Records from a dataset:
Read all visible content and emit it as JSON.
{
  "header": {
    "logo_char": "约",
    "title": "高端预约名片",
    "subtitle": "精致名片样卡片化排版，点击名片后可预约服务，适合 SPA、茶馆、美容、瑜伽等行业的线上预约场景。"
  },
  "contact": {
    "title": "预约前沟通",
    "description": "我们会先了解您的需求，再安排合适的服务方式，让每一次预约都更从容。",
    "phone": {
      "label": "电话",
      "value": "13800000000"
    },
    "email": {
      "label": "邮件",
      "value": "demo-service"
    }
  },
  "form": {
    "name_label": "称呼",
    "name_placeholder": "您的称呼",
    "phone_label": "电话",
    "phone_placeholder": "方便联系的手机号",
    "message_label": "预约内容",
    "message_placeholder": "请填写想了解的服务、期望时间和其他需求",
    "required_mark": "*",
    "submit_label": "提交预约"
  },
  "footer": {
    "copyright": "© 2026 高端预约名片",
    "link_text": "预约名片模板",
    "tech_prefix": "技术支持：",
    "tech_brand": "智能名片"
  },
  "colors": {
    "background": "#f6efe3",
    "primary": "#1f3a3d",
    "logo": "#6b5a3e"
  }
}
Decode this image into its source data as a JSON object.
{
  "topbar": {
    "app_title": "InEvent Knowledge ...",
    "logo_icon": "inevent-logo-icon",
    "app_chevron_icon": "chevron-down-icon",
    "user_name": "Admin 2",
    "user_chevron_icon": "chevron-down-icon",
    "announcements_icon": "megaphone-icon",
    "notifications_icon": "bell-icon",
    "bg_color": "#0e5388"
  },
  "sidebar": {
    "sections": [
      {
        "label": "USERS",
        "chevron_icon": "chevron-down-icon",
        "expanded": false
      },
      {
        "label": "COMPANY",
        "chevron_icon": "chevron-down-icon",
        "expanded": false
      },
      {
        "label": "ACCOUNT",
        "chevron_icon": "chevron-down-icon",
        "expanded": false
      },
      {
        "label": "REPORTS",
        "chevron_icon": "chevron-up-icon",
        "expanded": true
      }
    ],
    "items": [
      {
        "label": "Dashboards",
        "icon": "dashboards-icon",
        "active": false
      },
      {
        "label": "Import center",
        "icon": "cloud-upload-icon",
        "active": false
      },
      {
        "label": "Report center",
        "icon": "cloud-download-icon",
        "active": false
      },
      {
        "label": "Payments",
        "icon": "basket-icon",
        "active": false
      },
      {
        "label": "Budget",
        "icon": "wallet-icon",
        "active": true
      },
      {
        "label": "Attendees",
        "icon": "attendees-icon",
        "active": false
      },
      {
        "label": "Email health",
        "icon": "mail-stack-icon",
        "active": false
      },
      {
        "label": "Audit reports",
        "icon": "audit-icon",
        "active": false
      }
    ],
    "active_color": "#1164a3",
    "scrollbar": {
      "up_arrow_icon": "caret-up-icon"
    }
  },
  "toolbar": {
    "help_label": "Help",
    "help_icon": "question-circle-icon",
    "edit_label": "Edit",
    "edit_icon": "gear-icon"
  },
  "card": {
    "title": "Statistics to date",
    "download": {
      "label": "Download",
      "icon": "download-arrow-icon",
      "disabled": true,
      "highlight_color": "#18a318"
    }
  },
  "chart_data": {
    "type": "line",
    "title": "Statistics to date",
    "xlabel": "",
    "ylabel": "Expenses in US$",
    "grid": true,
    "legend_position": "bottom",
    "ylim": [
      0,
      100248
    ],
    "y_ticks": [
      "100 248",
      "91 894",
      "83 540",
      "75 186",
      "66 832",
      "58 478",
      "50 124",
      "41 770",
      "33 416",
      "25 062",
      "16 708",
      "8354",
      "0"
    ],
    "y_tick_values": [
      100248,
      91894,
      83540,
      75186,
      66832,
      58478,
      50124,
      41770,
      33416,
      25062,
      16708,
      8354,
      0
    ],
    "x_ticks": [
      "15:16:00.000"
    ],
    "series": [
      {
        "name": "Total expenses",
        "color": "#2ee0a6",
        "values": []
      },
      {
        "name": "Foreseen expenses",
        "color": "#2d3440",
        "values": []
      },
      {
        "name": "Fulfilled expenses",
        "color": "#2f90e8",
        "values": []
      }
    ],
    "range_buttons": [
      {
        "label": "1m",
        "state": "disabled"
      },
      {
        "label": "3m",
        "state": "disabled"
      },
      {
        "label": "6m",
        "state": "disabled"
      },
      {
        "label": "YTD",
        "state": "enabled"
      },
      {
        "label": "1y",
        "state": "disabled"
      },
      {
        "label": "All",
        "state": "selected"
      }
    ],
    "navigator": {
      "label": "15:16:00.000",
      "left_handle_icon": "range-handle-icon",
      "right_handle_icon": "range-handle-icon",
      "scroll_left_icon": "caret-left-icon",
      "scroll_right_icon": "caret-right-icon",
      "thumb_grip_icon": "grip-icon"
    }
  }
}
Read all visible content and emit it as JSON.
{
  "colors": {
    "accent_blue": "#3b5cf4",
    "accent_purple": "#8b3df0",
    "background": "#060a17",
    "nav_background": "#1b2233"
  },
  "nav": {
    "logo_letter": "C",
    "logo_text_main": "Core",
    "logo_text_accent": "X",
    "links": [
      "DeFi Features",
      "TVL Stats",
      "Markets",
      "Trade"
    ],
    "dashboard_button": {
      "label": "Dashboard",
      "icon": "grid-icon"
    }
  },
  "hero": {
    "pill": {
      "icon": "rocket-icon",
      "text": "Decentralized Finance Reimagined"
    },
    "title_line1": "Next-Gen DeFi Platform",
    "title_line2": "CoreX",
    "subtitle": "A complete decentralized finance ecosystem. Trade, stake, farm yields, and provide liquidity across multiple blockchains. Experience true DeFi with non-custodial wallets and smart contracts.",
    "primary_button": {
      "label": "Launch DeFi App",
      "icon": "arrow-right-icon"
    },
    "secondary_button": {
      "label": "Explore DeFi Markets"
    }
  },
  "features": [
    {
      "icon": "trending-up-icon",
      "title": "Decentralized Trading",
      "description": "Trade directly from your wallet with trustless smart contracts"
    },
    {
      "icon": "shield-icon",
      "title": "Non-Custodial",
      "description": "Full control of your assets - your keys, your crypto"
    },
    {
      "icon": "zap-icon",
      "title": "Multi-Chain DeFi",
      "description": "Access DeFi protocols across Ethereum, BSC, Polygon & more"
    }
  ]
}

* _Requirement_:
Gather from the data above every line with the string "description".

* _Response area_:
    "description": "我们会先了解您的需求，再安排合适的服务方式，让每一次预约都更从容。",
      "description": "Trade directly from your wallet with trustless smart contracts"
      "description": "Full control of your assets - your keys, your crypto"
      "description": "Access DeFi protocols across Ethereum, BSC, Polygon & more"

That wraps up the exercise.